» What you have to do
Work out how many lines of the data hold the string "Index", and reply with that number alone.

» Input material

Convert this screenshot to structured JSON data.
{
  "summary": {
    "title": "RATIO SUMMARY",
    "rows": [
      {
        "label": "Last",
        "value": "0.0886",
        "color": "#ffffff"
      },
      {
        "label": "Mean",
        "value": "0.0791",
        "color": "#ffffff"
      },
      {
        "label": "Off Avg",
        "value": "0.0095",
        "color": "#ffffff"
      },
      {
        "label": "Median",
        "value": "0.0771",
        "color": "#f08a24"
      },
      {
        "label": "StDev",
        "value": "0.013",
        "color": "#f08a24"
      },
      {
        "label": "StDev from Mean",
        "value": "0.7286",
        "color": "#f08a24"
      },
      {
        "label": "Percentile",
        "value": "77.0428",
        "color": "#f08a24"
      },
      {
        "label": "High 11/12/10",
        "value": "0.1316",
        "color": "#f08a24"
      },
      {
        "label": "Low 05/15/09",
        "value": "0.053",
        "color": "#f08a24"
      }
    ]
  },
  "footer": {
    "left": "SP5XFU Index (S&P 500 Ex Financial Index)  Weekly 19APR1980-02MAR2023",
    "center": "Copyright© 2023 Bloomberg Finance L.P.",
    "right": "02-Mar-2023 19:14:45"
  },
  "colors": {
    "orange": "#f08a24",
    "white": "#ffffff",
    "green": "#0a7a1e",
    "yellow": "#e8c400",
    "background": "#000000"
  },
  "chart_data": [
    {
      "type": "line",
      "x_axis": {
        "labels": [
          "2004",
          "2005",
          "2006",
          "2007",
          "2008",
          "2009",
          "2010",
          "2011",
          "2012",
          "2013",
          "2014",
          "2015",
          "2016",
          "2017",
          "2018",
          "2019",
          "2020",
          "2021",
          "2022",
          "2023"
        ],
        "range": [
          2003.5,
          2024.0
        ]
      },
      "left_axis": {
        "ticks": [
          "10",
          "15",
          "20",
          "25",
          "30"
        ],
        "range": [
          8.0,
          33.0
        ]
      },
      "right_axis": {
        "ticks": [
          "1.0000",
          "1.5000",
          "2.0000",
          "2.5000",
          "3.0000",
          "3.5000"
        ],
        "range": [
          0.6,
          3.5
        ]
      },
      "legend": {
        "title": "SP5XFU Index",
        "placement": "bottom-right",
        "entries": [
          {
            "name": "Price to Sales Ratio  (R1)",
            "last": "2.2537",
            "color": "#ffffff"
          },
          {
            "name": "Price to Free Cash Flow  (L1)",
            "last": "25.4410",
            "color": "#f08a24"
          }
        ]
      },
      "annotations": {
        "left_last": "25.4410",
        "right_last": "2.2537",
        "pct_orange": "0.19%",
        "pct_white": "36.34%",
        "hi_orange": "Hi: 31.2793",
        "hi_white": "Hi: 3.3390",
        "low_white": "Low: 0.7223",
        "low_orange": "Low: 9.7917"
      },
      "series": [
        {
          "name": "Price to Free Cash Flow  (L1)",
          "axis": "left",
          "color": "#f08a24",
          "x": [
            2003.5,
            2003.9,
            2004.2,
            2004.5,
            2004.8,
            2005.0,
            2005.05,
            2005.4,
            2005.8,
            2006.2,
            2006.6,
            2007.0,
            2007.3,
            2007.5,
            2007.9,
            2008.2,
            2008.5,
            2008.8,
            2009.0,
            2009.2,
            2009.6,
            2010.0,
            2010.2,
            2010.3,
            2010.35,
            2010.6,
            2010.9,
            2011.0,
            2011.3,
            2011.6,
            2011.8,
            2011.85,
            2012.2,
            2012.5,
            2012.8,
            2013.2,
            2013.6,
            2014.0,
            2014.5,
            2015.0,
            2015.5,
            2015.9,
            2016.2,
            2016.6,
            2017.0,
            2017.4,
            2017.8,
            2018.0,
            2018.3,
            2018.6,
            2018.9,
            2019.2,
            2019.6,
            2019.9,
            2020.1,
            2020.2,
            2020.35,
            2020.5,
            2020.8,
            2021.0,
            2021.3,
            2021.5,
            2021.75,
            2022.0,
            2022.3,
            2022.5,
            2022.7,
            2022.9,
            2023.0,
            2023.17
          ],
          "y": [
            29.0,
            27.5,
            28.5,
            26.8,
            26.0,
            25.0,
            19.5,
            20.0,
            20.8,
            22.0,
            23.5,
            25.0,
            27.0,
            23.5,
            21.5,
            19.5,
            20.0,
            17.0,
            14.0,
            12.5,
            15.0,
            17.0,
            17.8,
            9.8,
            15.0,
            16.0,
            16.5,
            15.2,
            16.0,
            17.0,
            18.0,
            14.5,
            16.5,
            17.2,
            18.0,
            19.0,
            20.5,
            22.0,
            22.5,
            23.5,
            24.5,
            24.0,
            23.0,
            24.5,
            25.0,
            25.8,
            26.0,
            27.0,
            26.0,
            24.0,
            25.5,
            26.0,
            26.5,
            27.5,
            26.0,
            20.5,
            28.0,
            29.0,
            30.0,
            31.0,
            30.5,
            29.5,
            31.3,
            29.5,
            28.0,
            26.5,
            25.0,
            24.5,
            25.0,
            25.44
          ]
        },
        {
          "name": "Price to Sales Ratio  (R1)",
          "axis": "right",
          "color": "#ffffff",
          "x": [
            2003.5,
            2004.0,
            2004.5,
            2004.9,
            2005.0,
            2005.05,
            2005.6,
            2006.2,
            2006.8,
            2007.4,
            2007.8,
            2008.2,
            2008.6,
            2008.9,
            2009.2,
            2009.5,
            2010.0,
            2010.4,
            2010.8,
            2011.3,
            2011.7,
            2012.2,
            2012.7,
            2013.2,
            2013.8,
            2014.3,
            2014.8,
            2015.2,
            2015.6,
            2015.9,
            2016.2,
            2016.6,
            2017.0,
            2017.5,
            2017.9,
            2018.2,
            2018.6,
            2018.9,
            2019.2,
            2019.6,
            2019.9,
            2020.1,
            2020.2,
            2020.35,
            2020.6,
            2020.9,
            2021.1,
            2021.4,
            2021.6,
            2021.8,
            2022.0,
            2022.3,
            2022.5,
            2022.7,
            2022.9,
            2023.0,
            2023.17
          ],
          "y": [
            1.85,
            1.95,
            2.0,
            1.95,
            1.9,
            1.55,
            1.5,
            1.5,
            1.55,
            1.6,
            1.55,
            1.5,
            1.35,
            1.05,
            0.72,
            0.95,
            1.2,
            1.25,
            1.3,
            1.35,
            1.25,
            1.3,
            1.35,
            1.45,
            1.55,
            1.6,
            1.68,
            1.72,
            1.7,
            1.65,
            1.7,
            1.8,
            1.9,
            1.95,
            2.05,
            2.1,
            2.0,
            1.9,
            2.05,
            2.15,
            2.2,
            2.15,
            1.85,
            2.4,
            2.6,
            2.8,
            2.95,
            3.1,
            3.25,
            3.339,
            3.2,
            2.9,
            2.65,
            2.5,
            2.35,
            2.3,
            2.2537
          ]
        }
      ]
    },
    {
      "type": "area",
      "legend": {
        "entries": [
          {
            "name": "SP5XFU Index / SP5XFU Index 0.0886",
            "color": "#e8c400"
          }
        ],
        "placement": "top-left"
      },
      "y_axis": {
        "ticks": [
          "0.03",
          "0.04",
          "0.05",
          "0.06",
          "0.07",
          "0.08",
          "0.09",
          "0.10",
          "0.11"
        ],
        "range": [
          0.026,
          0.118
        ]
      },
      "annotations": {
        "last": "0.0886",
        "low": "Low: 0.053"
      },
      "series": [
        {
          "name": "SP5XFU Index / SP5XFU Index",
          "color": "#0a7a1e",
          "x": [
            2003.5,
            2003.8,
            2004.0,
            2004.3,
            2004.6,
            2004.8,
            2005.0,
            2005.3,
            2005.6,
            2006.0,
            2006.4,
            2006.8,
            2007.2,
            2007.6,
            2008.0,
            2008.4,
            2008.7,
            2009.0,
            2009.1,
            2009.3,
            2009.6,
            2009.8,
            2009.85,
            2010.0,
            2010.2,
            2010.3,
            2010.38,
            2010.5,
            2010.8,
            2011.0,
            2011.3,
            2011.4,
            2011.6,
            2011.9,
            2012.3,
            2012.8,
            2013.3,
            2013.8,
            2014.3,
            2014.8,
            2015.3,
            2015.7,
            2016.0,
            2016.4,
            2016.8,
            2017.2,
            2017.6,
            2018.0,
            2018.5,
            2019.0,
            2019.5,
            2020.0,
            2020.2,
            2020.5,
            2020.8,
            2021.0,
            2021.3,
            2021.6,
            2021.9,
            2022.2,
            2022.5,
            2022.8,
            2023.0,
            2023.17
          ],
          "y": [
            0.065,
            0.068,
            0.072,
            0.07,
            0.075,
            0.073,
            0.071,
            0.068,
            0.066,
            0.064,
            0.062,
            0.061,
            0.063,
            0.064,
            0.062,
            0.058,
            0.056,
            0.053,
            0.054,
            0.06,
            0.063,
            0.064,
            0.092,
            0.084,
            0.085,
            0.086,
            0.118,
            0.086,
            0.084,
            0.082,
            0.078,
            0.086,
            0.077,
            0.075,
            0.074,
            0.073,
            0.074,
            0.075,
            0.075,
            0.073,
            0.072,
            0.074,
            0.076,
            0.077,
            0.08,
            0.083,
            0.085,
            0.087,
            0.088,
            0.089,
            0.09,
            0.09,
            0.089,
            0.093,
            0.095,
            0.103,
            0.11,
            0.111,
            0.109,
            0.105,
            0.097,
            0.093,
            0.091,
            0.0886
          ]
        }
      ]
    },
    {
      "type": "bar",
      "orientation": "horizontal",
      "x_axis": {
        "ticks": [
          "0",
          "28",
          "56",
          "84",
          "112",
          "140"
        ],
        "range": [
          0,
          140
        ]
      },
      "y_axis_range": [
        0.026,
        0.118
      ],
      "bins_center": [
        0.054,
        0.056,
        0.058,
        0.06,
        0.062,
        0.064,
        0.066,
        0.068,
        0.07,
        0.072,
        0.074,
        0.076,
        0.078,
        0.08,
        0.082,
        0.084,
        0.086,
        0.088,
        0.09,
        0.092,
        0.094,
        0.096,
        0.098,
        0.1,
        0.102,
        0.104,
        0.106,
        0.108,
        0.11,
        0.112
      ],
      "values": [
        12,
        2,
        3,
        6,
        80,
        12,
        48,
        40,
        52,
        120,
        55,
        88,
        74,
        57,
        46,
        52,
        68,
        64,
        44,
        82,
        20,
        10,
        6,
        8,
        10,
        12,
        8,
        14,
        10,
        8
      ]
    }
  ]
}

» Solution to the problem
4